After some middling fun for 300 km on the highway we made a sharp turn to the east and jumped right into some of the most exhilarating days of our journey so far. All in the sudden there was hardly any traffic, stunning landscapes and some serious climbing, which is by the way a prerequisite for some fun downhill riding. I tried to express that, by saying that great days come usually with some suffering, but Max answered that they come usually with a “hamburger with the lot” and Ellie said they come usually with everything but suffering. Anyhow, we cycled into some wonderful black karst mountains up the hill and down again, and up and down, until we reached a point that either lead up the mountain again, following a four day loop to Thakhekh, or a 50 kilometre cul de sac to Konglor Cave. We have heard a lot about Konglor and it sounded like a relaxed spot for a rest day, but the idea to ride the 50 km back to continue up the loop was not very appealing. At the end we decided that Konglor cava sounds to much fun to miss and it was a wonderful decision. The ride through the valley was nothing but perfect. A reasonably good surface, next to no traffic and truly dramatic scenery, with towering limestone cliffs. We found a decent guesthouse, a good meal… what a perfect day. The next day saw us exploring Konglor cave, which is a seven km long underground river, with rapids and some big chambers. Skilled boatmen drive you in little boats to the other side, a very remote valley, where you can hang out, swim, eat some bananas and then back to the other side. Our maps showed that the remote valley should at the end lead back to the “loop route”, which would allow us to avoid the annoying riding back.

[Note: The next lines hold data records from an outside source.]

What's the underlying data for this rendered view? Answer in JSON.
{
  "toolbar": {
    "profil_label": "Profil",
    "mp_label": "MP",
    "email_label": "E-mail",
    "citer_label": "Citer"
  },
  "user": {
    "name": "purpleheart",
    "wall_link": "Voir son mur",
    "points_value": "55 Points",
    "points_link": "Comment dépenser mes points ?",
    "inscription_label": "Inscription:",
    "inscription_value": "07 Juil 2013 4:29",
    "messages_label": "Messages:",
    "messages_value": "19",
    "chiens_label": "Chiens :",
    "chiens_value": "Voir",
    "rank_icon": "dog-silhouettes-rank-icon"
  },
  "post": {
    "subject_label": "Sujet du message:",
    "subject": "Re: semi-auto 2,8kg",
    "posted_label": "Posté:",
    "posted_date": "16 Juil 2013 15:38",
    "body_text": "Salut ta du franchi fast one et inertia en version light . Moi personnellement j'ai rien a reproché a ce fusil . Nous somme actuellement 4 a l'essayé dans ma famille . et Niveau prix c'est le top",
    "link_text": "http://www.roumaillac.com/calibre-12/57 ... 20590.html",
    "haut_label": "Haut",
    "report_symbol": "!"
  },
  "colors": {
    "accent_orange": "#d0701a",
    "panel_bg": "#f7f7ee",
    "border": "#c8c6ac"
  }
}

We asked the boatmen, if they could get us the next morning with our boats over “to the other side” and they agreed, but we all need to hire our own boat (which with 18$ was still pretty cheap) The next morning at 6:30 we first carried the bikes down to the cave entrance and then on the boats and it felt like being in the lord of the rings. The boats were rushing through narrow canyons, wide chamber and sometime we had to go out and push them up rapids…. It was soooo much fun.
On the other side we had no idea how long exactly is was, condition of the road, but we expected some little towns where you can get something to eat. It started to be a truly fantastic ride on a rough but ok trail through a magnificent valley, with very small villages, without anything to eat. But we had a can of sardines, a few bananas and Max’s Christmas Nutella. That is a very disgusting mix, but it did the job. After 40 km of beautiful valley riding 20 km of pure hell awaited us. To get out of the valley it was nearly 1000 meter altitude climbing on a powdery, sometimes super steep, dirt road. Sometimes the traction was so bad, that I was sliding down the road while trying to push the bike. It took us full 5 hours to battle ourselves out of hell.
We stayed in a strange hotel in a strange town at a strange lake and declared that day the most memorable so far.
More beautiful, although less adventures riding brought us to Thakhekh, our designated rest stop for 10 days or so. It is a climbing area that reminds me of Thailand in the early 90th. Much climbing, few people, relaxed atmosphere. Ellie climbs strong and bold, despite her hand not fully recovered yet. Max gets into leading and shows off some muscles I do not think I have…. And me? I feel like a heavy sack of potatoes having problems to leave the ground and lament over the fact, how much fun bikeriding we are missing, while climbing. I hope I will get my climbing Mojo back one day.